"figuratively, to receive into the soul what serves to refresh strengthen, nourish it unto life eternal"

Those Pharisees had their answer already. The disciples following Jesus spent those three short years soaking up refreshment and nourishment for their souls. They were gaining eternal life. 

When we spend time in prayer and Bible study, we, too, should be "drinking in eternal life".  Does our quiet time provide nourishment and refreshment for our souls or have we allowed it to become a Pharisaical ritual?  

Today, spend time being quiet before our Lord and be still long enough to allow Him to refresh and nourish you. Spend time worshipping Him and thanking Him for all the blessings He has bestowed already. Thank Him, too, for all the answered prayers we will eventually see. 

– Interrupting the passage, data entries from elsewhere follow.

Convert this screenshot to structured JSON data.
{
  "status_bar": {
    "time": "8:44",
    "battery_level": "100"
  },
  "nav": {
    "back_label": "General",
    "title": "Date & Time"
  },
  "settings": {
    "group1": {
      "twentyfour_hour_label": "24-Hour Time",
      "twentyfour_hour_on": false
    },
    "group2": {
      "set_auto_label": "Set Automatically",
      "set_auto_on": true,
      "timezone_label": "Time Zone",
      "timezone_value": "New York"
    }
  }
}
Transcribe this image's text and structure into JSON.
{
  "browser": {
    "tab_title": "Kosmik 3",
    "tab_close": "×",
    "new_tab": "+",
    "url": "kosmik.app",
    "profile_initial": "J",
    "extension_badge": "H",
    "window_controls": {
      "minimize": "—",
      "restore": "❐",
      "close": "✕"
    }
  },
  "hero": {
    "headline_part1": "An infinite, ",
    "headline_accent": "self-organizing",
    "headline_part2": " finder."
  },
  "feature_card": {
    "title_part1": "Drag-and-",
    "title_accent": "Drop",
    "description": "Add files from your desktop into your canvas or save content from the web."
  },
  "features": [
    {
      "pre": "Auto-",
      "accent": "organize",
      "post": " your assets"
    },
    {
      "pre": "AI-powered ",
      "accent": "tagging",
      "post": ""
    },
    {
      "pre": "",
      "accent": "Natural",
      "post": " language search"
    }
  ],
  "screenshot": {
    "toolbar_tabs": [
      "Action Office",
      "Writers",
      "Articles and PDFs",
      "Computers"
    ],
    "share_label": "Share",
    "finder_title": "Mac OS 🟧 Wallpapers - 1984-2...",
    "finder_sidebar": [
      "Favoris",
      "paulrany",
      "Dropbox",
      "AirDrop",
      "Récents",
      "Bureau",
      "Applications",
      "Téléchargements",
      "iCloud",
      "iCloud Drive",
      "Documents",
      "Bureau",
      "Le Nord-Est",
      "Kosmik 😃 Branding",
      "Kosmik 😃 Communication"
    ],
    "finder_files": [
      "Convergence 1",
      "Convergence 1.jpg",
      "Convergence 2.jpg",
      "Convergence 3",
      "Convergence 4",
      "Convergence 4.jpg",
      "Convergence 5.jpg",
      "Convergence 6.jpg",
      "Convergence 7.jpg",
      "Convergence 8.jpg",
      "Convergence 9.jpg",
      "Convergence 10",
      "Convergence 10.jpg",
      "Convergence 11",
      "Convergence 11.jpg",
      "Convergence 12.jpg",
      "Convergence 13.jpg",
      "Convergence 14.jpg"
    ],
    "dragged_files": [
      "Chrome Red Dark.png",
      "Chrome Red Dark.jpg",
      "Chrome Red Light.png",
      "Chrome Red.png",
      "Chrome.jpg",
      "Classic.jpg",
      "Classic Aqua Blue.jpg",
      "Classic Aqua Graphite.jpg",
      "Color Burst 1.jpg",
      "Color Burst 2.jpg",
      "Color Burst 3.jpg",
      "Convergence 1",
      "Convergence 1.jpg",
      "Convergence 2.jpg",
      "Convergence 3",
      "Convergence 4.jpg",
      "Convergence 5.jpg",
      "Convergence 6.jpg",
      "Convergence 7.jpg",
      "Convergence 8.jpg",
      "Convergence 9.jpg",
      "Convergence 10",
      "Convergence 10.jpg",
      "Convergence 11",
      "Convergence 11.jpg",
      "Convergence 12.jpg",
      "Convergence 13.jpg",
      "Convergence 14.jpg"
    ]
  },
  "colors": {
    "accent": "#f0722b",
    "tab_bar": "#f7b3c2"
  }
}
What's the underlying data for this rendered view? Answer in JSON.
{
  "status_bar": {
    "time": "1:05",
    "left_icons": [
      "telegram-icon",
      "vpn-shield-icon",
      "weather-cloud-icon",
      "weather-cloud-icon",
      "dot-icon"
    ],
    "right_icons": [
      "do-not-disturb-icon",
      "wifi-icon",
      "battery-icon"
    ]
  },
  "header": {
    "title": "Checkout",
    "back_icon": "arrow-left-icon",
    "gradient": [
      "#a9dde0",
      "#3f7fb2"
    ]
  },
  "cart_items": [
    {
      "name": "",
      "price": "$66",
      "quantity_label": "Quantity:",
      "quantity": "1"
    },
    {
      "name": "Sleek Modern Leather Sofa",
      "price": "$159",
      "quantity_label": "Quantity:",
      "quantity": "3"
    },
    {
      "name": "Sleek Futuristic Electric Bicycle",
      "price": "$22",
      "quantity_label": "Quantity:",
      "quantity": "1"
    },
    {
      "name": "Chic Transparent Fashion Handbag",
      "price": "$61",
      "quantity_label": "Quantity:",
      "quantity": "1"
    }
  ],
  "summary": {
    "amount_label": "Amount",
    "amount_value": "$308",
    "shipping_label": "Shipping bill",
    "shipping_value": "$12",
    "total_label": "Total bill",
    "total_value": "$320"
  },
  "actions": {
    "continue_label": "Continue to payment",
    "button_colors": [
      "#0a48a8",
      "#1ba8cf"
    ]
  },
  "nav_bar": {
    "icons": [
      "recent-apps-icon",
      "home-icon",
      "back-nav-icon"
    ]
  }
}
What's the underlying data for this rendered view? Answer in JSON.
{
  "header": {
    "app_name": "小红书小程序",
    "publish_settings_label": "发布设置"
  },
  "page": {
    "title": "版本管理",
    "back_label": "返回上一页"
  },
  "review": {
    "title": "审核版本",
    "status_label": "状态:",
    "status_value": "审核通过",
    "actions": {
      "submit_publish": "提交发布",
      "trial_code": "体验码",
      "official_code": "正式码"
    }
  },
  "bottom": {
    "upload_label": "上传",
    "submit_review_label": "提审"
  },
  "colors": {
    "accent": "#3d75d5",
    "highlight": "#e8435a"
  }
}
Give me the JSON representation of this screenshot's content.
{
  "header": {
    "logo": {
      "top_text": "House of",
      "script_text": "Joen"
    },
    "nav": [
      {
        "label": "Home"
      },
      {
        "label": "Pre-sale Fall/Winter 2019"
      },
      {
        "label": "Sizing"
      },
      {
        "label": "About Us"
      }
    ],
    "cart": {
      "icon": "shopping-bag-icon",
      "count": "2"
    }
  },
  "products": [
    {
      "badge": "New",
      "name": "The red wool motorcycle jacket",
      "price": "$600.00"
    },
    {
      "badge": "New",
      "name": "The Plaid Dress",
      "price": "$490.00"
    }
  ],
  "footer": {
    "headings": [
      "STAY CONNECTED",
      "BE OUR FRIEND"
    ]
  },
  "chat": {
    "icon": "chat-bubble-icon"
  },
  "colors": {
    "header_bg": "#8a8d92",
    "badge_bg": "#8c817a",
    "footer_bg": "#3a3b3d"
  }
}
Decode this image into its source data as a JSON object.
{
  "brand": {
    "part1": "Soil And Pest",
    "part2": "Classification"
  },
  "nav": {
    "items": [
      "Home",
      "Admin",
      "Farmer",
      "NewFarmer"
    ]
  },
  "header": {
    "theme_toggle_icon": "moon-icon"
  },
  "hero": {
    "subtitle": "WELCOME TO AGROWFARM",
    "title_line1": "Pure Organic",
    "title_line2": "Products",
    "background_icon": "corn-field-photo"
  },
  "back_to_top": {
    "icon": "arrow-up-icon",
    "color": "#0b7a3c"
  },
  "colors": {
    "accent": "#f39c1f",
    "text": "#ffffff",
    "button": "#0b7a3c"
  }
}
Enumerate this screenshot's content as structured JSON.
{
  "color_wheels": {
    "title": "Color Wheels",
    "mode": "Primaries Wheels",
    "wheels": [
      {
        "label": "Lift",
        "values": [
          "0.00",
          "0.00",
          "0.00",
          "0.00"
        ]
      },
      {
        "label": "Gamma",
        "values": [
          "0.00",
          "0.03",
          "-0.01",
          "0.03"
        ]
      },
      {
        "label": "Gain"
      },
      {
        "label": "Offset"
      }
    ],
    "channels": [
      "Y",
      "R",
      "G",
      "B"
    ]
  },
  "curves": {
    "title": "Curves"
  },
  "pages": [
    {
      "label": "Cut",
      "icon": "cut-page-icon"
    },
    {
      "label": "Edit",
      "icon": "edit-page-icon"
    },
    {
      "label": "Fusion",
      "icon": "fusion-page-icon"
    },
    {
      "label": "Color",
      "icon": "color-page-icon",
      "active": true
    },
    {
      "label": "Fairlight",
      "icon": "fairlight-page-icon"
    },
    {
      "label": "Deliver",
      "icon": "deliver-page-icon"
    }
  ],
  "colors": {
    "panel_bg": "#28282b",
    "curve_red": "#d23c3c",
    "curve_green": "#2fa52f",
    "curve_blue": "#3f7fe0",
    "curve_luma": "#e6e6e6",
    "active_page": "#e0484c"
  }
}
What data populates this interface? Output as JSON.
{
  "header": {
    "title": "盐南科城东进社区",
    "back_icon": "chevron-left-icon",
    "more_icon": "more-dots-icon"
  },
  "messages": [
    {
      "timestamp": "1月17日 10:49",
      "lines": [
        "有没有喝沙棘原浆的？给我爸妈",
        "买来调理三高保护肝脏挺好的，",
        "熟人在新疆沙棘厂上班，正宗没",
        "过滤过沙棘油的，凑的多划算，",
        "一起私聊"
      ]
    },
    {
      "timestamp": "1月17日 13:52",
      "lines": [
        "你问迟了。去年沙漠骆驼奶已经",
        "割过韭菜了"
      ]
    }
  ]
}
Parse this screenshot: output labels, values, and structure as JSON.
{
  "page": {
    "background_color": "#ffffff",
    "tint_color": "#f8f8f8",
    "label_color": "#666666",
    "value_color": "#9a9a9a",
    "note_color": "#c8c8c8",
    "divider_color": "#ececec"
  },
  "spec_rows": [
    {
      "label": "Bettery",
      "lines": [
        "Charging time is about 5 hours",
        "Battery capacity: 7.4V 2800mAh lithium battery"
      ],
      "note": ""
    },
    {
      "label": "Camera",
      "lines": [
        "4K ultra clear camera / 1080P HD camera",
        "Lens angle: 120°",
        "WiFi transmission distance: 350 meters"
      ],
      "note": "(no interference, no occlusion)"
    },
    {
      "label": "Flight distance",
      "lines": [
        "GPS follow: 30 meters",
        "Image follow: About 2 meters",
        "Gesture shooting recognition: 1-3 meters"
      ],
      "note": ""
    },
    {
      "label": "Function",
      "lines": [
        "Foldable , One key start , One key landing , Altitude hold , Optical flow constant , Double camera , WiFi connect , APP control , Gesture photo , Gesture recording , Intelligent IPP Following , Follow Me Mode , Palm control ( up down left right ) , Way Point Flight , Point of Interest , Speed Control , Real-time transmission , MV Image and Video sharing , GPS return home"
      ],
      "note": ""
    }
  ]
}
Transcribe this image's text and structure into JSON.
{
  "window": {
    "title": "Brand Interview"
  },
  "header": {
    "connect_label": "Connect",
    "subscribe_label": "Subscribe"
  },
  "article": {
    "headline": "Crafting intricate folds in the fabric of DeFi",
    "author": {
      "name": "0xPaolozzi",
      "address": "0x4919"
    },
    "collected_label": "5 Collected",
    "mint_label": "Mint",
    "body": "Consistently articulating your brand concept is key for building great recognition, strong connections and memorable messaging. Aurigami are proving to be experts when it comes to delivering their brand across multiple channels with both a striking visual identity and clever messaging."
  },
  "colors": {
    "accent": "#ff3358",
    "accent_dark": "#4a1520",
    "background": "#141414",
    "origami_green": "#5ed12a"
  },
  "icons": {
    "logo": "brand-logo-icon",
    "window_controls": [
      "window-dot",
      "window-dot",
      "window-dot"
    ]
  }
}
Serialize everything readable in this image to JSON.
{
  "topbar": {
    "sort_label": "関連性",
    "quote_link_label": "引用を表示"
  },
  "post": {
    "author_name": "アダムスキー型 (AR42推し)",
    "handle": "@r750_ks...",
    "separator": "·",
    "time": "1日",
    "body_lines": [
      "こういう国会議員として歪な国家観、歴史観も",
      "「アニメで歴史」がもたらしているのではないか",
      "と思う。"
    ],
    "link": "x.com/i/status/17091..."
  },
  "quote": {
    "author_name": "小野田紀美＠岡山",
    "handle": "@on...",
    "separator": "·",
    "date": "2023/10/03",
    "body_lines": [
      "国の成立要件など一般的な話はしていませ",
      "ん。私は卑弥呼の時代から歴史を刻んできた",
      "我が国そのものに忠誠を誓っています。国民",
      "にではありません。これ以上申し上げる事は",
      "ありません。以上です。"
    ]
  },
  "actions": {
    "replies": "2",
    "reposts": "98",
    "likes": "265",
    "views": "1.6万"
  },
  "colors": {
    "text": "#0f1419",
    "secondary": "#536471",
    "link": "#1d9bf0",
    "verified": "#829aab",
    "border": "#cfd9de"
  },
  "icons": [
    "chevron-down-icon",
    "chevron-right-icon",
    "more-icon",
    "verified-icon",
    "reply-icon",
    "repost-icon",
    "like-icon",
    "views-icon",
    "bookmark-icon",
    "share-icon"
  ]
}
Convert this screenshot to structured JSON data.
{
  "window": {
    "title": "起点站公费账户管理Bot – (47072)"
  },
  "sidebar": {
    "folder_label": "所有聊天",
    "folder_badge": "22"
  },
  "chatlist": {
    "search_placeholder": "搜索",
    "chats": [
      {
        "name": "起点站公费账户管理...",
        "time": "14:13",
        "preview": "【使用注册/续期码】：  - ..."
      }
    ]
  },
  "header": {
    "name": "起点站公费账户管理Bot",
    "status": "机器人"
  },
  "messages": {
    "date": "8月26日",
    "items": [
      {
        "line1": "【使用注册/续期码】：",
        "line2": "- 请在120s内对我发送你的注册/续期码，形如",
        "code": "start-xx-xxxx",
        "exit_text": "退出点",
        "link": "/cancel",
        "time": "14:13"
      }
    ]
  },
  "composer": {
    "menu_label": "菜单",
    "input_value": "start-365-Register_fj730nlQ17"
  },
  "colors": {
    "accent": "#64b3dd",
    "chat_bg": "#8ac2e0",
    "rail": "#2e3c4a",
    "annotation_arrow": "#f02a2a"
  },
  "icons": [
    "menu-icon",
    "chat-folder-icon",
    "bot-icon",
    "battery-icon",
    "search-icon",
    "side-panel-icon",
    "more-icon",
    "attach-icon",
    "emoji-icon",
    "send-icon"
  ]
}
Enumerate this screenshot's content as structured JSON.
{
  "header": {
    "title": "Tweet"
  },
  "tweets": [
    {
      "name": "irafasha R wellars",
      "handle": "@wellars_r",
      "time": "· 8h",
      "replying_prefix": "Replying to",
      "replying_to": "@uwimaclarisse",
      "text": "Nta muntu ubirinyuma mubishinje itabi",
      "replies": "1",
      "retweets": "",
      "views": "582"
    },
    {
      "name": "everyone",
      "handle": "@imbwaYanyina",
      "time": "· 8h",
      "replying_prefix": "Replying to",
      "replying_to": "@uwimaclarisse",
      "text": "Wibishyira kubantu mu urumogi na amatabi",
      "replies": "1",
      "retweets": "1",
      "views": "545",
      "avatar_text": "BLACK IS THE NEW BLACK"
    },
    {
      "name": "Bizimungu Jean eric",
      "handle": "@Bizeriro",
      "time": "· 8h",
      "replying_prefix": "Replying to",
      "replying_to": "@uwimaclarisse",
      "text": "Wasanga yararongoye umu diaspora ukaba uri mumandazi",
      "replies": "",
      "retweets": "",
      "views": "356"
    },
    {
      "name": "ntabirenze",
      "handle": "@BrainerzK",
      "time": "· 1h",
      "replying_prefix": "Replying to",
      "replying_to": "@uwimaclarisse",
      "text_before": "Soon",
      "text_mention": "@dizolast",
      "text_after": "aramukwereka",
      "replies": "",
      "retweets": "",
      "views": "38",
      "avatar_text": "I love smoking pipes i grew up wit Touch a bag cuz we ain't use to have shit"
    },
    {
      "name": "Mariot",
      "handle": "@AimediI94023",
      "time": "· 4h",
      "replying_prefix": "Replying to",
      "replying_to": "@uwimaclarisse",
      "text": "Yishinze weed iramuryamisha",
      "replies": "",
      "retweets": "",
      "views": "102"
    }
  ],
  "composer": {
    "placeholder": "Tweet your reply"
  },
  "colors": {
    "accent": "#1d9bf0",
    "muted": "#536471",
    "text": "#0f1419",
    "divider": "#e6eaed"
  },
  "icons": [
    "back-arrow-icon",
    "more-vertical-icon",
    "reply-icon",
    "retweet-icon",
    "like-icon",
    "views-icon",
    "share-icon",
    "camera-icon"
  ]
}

"Be still, my soul: the Lord is on thy side.
Bear patiently the cross of grief or pain.
Leave to thy God to order and provide;
In every change, He faithful will remain.
Be still, my soul: thy best, thy heavenly Friend
Through thorny ways leads to a joyful end"
Hymn by Katharina von Schlegel 1752